Taking on an even thornier problem, French refuses to shy from examining a side of the history of the occupation of Tibet "that has been left to one side as unsuitable." He meets retired Chinese cadre Wang Zhanpeng in Beijing to get the account of the first, dedicated Communist Party workers who went to Tibet in the 1950s with an idealistic belief that they were there to do good. Shaken by this interview, French goes a long way toward accepting the parallels between the civilizing impulse of the British and Chinese empires, admitting that his conversation with Wang "reminded me of interviews I had done with retired officials of the British Empire."

He detects in Wang the same "dedication of purpose and commitment to the ideal . . . overlaid by an unspoken sense that he had been overtaken by history, that somehow he had let down the ideal, or maybe that the ideal had let him down." Moreover, French discovers that the benevolent, if misguided, Wang was himself the victim of Tibetan Red Guards, who charged him with "taking the capitalist road" during the Cultural Revolution.
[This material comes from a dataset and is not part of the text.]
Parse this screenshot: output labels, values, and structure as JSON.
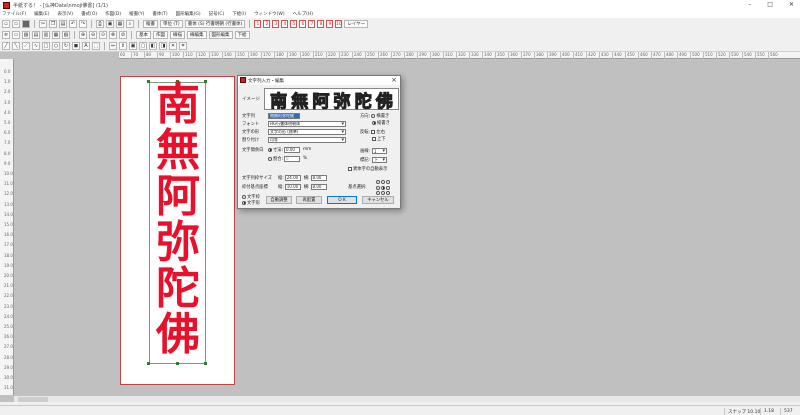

The reversal of the often-told tale strikes home.

With similar balance, French addresses the Chinese claim that communism "liberated" Tibetans from an oppressive feudal system. His cursory account of the economy of old Tibet--"most taxes were paid by . . . human labour rather than in cash. It was this system that the communists term serfdom or slavery. In practice, it was a form of bonded labour"--does not justify his wholesale dismissal of the communist argument. But he does unveil the rarely discussed Tibetan caste system through a sensitive discussion with one of the Ragyabas--Tibetans of no caste. A victim of his own culture as well as of the communists, the man "flinched, he cowered and he kept his distance, as if he expected to be struck at any moment . . . He was, I thought later, like one of the older generation of Dalits, the Hindu caste once called Untouchables."

Unfortunately, French does not always bring the same careful objectivity to his travel writing. He describes most of the Chinese people he encounters in unpleasant terms, and (with a few notable exceptions) allows the passing English remarks of louts he meets in train cars to stand against sensitive interviews with Tibetan informants conducted in their own language.

Like many foreign travellers, he sees great evil also in the encroachment of the dubious aesthetic of modern China. Of a family of nomads surviving in the Tibetan grasslands, he writes, "I had come to a place where people lived as they expected to live, defiant of external authority . . . Life was regulated, and yet, providing you avoided involvement with the authorities, and could cope with the harshness of the work and the routine and the climate . . . daily life for these Amdo nomads was good."

Apparently, the noble savages are not troubled by these hardships. In contrast, the people he encounters upon returning to China are miserable demons.

French's blurring of the distinction between Chinese people and Chinese politics and his attraction to the "idyll" of life on the grasslands prevent him from coming to grips with the unacknowledged villain of his journey: modernization.

The tension between the historian's impulse to correct and analyze and the traveller's impulse to romanticize and preserve the "real Tibet" cannot, finally, be resolved. But the struggle makes fascinating reading.